A method to compute the pressure drop due to a reduction of the permeability of the formation near the well bore. which is designated as the skin effect. S, is given in the following paragraphs. To start, equations normally used to describe flow in the vicinity of a well are given without considering this effect. These equations then are modified to include the effect of a skin on the pressure behavior. Finally a method is given to estimate the effect of the skin on the pressure and production behavior of a well.
Incompressible Fluid Flow
If p is defined as the flowing pressure in a well of radius the pressure at distance r from the well has been shown to be:"
The total pressure drop between the drainage boundary, and the well bore is given by
These equations are valid only if the flow towards the well occurs in a horizontal homogeneous medium and the fluids are incompressible. The assumptions imply that all fluid taken from the well enters the system at r a condition rarely encountered in practice.
Compressible Fluid Flow, Steady State
A more realistic equation is obtained if it is assumed that the compressibility, c, of the flowing fluids is small and has a constant value over the pressure range encountered. After the well has been producing for some time so that its rate has become constant and steady state is reached, the pressures throughout the drainage area are falling by the same amount per unit of time, and the pressure differences between a point in the drainage area and the well are constant. When these conditions are met. the rate of production, q, from a well is equal to where dp/dt is the pressure drop per unit time. The fluid flowing at a distance from the center of the well is equal to From the last equation and from Darcy's law it can be shown that
The equation holds for a depletion-type reservoir of radius drained by a well located in its center, provided the compressibility of the fluid per unit pressure drop is small and constant, and no fluid moves across the boundary
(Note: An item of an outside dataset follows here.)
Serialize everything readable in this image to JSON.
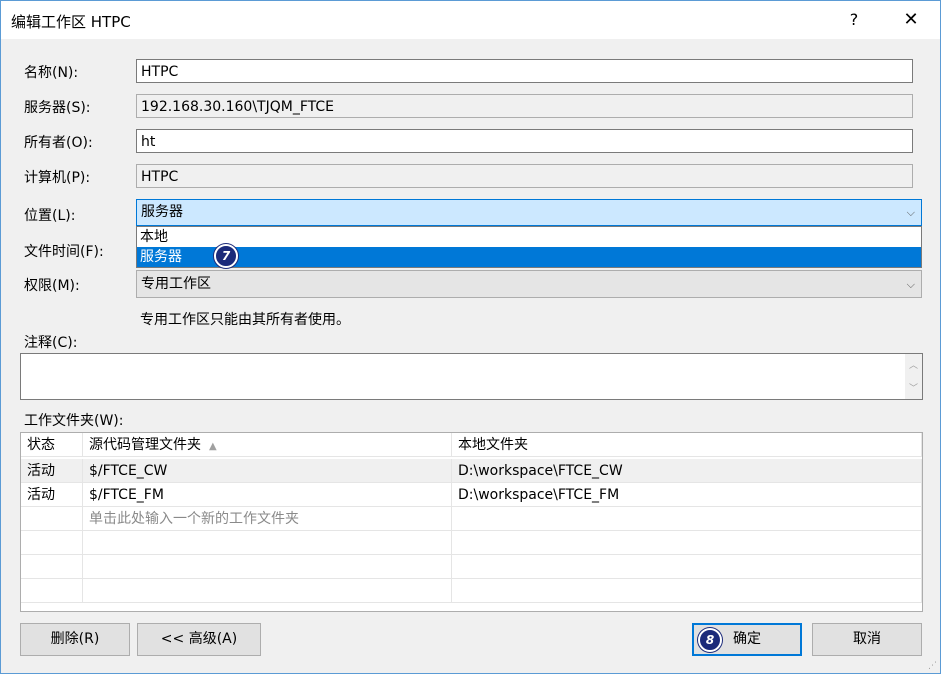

Compressible Fluid Flow — Nonsteady State
Table 111 of reference (5) shows the relationship between the pressure at the well bore and the reduced time, The pressure-drop function, p represents the drop below the original reservoir pressure, p caused by unit rate of production for several values of R, the ratio of drainage boundary radius to well radius, r In most reservoirs the values of approach infinity. and under these conditions the values of p shown in Table I of reference (5) can be used where p then signifies the difference between the pressure in the well and the prevailing reservoir pressure per unit rate of flow. The total pressure drop below prevailing reservoir pressure amounts to where the factor converts the cumulative pressure drop per unit rate of production to cumulative pressure drop for actual rate. q. For values of T > 100 the P function may be written (equation VI-15 of reference 5) as
Using the time conversion the difference in pressure between reservoir and well becomes
If values for the physical constants of the formation and the fluids are inserted, it is found that T exceeds 100 after a few seconds of production (or closed-in time), so that the approximation becomes valid almost at once.
A simple relation between the pressure in the well and in the reservoir can also be derived by considering the well as a point source"" '" instead of a unit circle source, that is, by using Lord Kelvin's solution instead of the unit circle source